What the exercise asks –
Every line of the material below needs to be written out exactly, please.

Given records –
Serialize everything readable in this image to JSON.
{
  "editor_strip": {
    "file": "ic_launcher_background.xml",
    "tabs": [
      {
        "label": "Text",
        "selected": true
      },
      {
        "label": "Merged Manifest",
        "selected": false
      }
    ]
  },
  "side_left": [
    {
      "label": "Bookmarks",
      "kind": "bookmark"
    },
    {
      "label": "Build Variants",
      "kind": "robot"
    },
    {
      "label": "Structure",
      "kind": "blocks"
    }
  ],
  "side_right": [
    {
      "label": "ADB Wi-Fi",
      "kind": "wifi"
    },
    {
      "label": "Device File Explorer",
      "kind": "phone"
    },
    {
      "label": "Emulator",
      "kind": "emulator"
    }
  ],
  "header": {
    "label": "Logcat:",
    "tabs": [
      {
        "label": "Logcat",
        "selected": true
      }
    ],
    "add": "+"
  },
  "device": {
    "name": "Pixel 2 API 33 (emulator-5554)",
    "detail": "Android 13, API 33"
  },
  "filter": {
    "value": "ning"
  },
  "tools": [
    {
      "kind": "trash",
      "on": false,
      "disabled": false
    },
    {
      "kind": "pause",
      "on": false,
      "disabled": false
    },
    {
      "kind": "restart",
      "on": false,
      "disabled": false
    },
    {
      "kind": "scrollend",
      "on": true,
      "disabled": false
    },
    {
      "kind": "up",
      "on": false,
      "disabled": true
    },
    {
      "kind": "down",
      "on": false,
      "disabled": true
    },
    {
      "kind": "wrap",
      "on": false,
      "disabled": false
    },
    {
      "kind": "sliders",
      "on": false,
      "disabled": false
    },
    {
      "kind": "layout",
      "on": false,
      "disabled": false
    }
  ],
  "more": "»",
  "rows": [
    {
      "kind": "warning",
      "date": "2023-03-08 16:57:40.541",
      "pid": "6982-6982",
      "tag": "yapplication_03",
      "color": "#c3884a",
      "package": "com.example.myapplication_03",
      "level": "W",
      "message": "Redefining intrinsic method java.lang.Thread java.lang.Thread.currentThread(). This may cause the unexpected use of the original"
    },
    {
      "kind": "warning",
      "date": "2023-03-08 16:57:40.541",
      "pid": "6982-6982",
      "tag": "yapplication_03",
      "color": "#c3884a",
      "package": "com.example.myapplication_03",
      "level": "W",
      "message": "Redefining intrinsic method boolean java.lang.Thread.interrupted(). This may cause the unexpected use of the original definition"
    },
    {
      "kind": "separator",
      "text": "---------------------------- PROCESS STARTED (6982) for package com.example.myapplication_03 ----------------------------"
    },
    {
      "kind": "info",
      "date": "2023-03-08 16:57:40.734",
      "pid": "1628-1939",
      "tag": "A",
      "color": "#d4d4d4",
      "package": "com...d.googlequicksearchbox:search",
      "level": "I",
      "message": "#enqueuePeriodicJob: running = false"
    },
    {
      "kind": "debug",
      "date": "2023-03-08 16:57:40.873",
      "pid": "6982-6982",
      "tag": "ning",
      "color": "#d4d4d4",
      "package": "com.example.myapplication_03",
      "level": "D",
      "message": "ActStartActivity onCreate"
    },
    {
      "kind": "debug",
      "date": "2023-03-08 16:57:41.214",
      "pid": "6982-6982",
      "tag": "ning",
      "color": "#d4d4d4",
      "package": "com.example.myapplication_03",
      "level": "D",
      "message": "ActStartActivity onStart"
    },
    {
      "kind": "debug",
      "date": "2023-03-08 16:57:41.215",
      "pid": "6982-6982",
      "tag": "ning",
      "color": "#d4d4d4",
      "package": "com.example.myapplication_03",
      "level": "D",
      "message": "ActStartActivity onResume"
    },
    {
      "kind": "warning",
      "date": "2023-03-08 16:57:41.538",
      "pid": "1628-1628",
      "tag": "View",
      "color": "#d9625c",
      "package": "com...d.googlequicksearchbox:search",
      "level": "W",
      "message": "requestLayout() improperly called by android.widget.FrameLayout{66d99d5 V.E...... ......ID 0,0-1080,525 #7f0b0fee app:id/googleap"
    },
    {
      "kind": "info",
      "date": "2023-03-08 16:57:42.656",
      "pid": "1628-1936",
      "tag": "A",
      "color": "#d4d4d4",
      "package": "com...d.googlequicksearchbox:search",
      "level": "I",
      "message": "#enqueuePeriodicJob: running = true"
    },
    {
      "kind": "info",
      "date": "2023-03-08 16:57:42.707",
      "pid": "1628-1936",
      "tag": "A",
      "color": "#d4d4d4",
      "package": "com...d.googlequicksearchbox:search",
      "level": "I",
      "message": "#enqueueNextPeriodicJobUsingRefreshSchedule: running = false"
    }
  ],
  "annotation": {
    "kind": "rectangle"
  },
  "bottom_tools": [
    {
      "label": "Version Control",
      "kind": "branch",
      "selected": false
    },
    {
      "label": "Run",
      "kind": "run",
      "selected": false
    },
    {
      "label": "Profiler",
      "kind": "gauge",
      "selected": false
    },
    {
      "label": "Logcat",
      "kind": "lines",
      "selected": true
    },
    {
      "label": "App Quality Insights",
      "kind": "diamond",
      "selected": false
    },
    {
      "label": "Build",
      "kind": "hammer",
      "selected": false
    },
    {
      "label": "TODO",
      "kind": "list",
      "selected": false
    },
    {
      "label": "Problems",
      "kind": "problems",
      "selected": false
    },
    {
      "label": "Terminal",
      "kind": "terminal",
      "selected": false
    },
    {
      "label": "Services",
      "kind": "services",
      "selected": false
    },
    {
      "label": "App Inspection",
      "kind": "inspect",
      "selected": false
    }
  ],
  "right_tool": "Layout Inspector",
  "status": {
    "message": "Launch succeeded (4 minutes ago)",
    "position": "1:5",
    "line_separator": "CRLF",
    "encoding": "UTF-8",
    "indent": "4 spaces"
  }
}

Response –
Serialize everything readable in this image to JSON.
{
  "editor_strip": {
    "file": "ic_launcher_background.xml",
    "tabs": [
      {
        "label": "Text",
        "selected": true
      },
      {
        "label": "Merged Manifest",
        "selected": false
      }
    ]
  },
  "side_left": [
    {
      "label": "Bookmarks",
      "kind": "bookmark"
    },
    {
      "label": "Build Variants",
      "kind": "robot"
    },
    {
      "label": "Structure",
      "kind": "blocks"
    }
  ],
  "side_right": [
    {
      "label": "ADB Wi-Fi",
      "kind": "wifi"
    },
    {
      "label": "Device File Explorer",
      "kind": "phone"
    },
    {
      "label": "Emulator",
      "kind": "emulator"
    }
  ],
  "header": {
    "label": "Logcat:",
    "tabs": [
      {
        "label": "Logcat",
        "selected": true
      }
    ],
    "add": "+"
  },
  "device": {
    "name": "Pixel 2 API 33 (emulator-5554)",
    "detail": "Android 13, API 33"
  },
  "filter": {
    "value": "ning"
  },
  "tools": [
    {
      "kind": "trash",
      "on": false,
      "disabled": false
    },
    {
      "kind": "pause",
      "on": false,
      "disabled": false
    },
    {
      "kind": "restart",
      "on": false,
      "disabled": false
    },
    {
      "kind": "scrollend",
      "on": true,
      "disabled": false
    },
    {
      "kind": "up",
      "on": false,
      "disabled": true
    },
    {
      "kind": "down",
      "on": false,
      "disabled": true
    },
    {
      "kind": "wrap",
      "on": false,
      "disabled": false
    },
    {
      "kind": "sliders",
      "on": false,
      "disabled": false
    },
    {
      "kind": "layout",
      "on": false,
      "disabled": false
    }
  ],
  "more": "»",
  "rows": [
    {
      "kind": "warning",
      "date": "2023-03-08 16:57:40.541",
      "pid": "6982-6982",
      "tag": "yapplication_03",
      "color": "#c3884a",
      "package": "com.example.myapplication_03",
      "level": "W",
      "message": "Redefining intrinsic method java.lang.Thread java.lang.Thread.currentThread(). This may cause the unexpected use of the original"
    },
    {
      "kind": "warning",
      "date": "2023-03-08 16:57:40.541",
      "pid": "6982-6982",
      "tag": "yapplication_03",
      "color": "#c3884a",
      "package": "com.example.myapplication_03",
      "level": "W",
      "message": "Redefining intrinsic method boolean java.lang.Thread.interrupted(). This may cause the unexpected use of the original definition"
    },
    {
      "kind": "separator",
      "text": "---------------------------- PROCESS STARTED (6982) for package com.example.myapplication_03 ----------------------------"
    },
    {
      "kind": "info",
      "date": "2023-03-08 16:57:40.734",
      "pid": "1628-1939",
      "tag": "A",
      "color": "#d4d4d4",
      "package": "com...d.googlequicksearchbox:search",
      "level": "I",
      "message": "#enqueuePeriodicJob: running = false"
    },
    {
      "kind": "debug",
      "date": "2023-03-08 16:57:40.873",
      "pid": "6982-6982",
      "tag": "ning",
      "color": "#d4d4d4",
      "package": "com.example.myapplication_03",
      "level": "D",
      "message": "ActStartActivity onCreate"
    },
    {
      "kind": "debug",
      "date": "2023-03-08 16:57:41.214",
      "pid": "6982-6982",
      "tag": "ning",
      "color": "#d4d4d4",
      "package": "com.example.myapplication_03",
      "level": "D",
      "message": "ActStartActivity onStart"
    },
    {
      "kind": "debug",
      "date": "2023-03-08 16:57:41.215",
      "pid": "6982-6982",
      "tag": "ning",
      "color": "#d4d4d4",
      "package": "com.example.myapplication_03",
      "level": "D",
      "message": "ActStartActivity onResume"
    },
    {
      "kind": "warning",
      "date": "2023-03-08 16:57:41.538",
      "pid": "1628-1628",
      "tag": "View",
      "color": "#d9625c",
      "package": "com...d.googlequicksearchbox:search",
      "level": "W",
      "message": "requestLayout() improperly called by android.widget.FrameLayout{66d99d5 V.E...... ......ID 0,0-1080,525 #7f0b0fee app:id/googleap"
    },
    {
      "kind": "info",
      "date": "2023-03-08 16:57:42.656",
      "pid": "1628-1936",
      "tag": "A",
      "color": "#d4d4d4",
      "package": "com...d.googlequicksearchbox:search",
      "level": "I",
      "message": "#enqueuePeriodicJob: running = true"
    },
    {
      "kind": "info",
      "date": "2023-03-08 16:57:42.707",
      "pid": "1628-1936",
      "tag": "A",
      "color": "#d4d4d4",
      "package": "com...d.googlequicksearchbox:search",
      "level": "I",
      "message": "#enqueueNextPeriodicJobUsingRefreshSchedule: running = false"
    }
  ],
  "annotation": {
    "kind": "rectangle"
  },
  "bottom_tools": [
    {
      "label": "Version Control",
      "kind": "branch",
      "selected": false
    },
    {
      "label": "Run",
      "kind": "run",
      "selected": false
    },
    {
      "label": "Profiler",
      "kind": "gauge",
      "selected": false
    },
    {
      "label": "Logcat",
      "kind": "lines",
      "selected": true
    },
    {
      "label": "App Quality Insights",
      "kind": "diamond",
      "selected": false
    },
    {
      "label": "Build",
      "kind": "hammer",
      "selected": false
    },
    {
      "label": "TODO",
      "kind": "list",
      "selected": false
    },
    {
      "label": "Problems",
      "kind": "problems",
      "selected": false
    },
    {
      "label": "Terminal",
      "kind": "terminal",
      "selected": false
    },
    {
      "label": "Services",
      "kind": "services",
      "selected": false
    },
    {
      "label": "App Inspection",
      "kind": "inspect",
      "selected": false
    }
  ],
  "right_tool": "Layout Inspector",
  "status": {
    "message": "Launch succeeded (4 minutes ago)",
    "position": "1:5",
    "line_separator": "CRLF",
    "encoding": "UTF-8",
    "indent": "4 spaces"
  }
}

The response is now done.